Tuesday, February 21, 2017

Tips for keeping interested

1) Make it procedurally generated, so it's different to play each time.

2) Make it actually fun to play.

3) Make it single player with an AI.

Monday, January 09, 2017

Unnamed Horror Game

My newest project is going to be a 3D Horror Game.  I think 3D is the way to go (hello 1995!) these days; it may be harder, but for me at least, simple 2D games just don't interest me, and certainly don't interest my kids who are my main audience.  With this in mind I thought a horror game that scares them would be fun.

Here's the very first video.  it's just me walking around:-



It's written in Java using the excellent JMonkeyEngine for the 3D.  I did have a look at using LibGDX which is also very good.  However, for the physics aspect at least, it was just a "leaky" wrapper for Bullet.  Bullet is written in C, and so even in Java it seemed to be a case of remembering to dispose of objects and other things I'd hoped to never have to do again.

Friday, January 06, 2017

Tips for Software Developer Recruiters

I've had quite a few Software Developer jobs, been an interviewee even more times, and sometimes even been the interviewer.  This is a brief rundown of some tips that I've picked up along the way to avoid wasting both the interviewers and interviewees time, and help you get the right people.

1) Read This

For the love of God, read this before you do any interviews.

2) Be flexible with interview times

...preferrably holding them out of hours.  A consciencous interviewee who already has a job doesn't want to risk endangering that job, or waste their holiday allocation, or go through the minefield of taking time of work, if they can help it. 

You will make it so much easier for potential recruits if you can do the interview out of hours, or in some way make it as easy as possible for them to get to the interview without disrupting their current job.

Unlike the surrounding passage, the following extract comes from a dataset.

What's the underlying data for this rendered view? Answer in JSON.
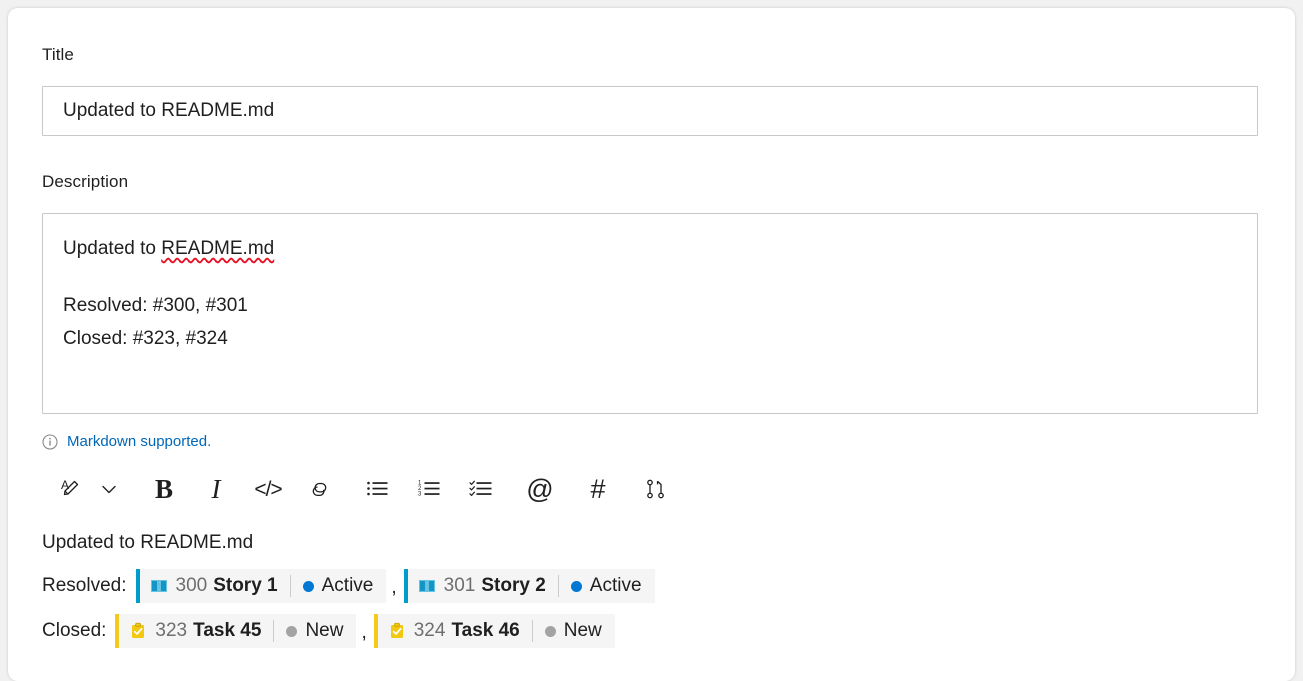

3) Test their development skills by getting them to develop something

Software development is about developing software, not about knowing the definition of Dependency Injection or what the definition is of each of the method modifiers available in your chosen language.  There is so much to know in Software Development the no single person can know everything, and by asking specific quiz questions, you're turning the interview into a lottery (for both you and the interviewee) where the "winner" is determined by who was lucky enough to have recently read the specific fact that you asked them.

Go through the process of developing software with them.  Allow them to use Google and Stack Overflow, and discuss their code as they write it.  Allow them to use technologies they are experienced in (or claim to be experienced in).  In short, get them to carry out a microcosm of what the actual job would be.

4) Look for Passion

Good software developers love programming, whether it's part of their job or their hobby at home (or anywhere outside their job).  I'm always wary of an interviewee who doesn't write code at home.  If they do, don't worry or expect that it's actually any good; most hobby development is just for fun, and once it stops being fun it gets abandoned.  The fact that they do it is the only important thing.

Friday, December 23, 2016

Escape from Krakatoa Remake


I've been working on my remake of the classic game Escape from Krakatoa for a few weeks now.  I'm already the top Google result for "Escape from Krakatoa remake" (about the top 5 results actually) which says more about the fact that no-one has attempted a remake of this game rather than my internet omnipresence.

The game "components" that I've managed to create using JBox2D is the helicopter, a rope, the landscape, water, the tanker and the rocks thrown from the volcano.

Here's a video of a few of them combined.




They are all basic polygons at the moment (with the exception of the water), but it shouldn't be too difficult to replace them with proper graphics once everything has come together.

At the back of my mind is what new aspects I can add to the gameplay.  I was thinking of something like, the player can (must?) transport crates to the islanders or the tanker to keep them supplied, whilst also defending them against rocket attacks.  And, unlike the original, maybe the player can actually help the islanders escape from Krakatoa?

Saturday, December 10, 2016

Just discovered JBox2D

I think I'm pretty late to the 2D physics library game; I've just discovered Jbox2D and I can't believe what I've been missing.  Apart from anything, it handles all the collision detection for you, which saves tons of coding straight away.  But not only that, it also handles them in realistic ways.  As a game developer, you just create all the physics objects and then let the physics engine do everything else.  All you need to do is draw the graphics and handle user input.  It's so good, I'm surprised at the lack of example code on the internet.

Here's a small vid one of my first experiments - water and getting something to float in it.



It's pretty simple, but what's even simpler is the code required to do this.  I've just created the particles and the rectangle, and then the rest is automatic.  The main bit of code I had to write was drawing it all.

I've been messing about with it for a few weeks now, and my first "big" project with ti is going to be a remake the classic Escape from Krakatoa using JBox2d.  It's a game that lends itself to a physics enghine; the player flies a helicopter, must avoid rocks being thrown from a volcano and rescue people from the island.  I'm going to check I can recreate each aspect using the physics engine, and then put it all together.  Next up is flying a helicopter.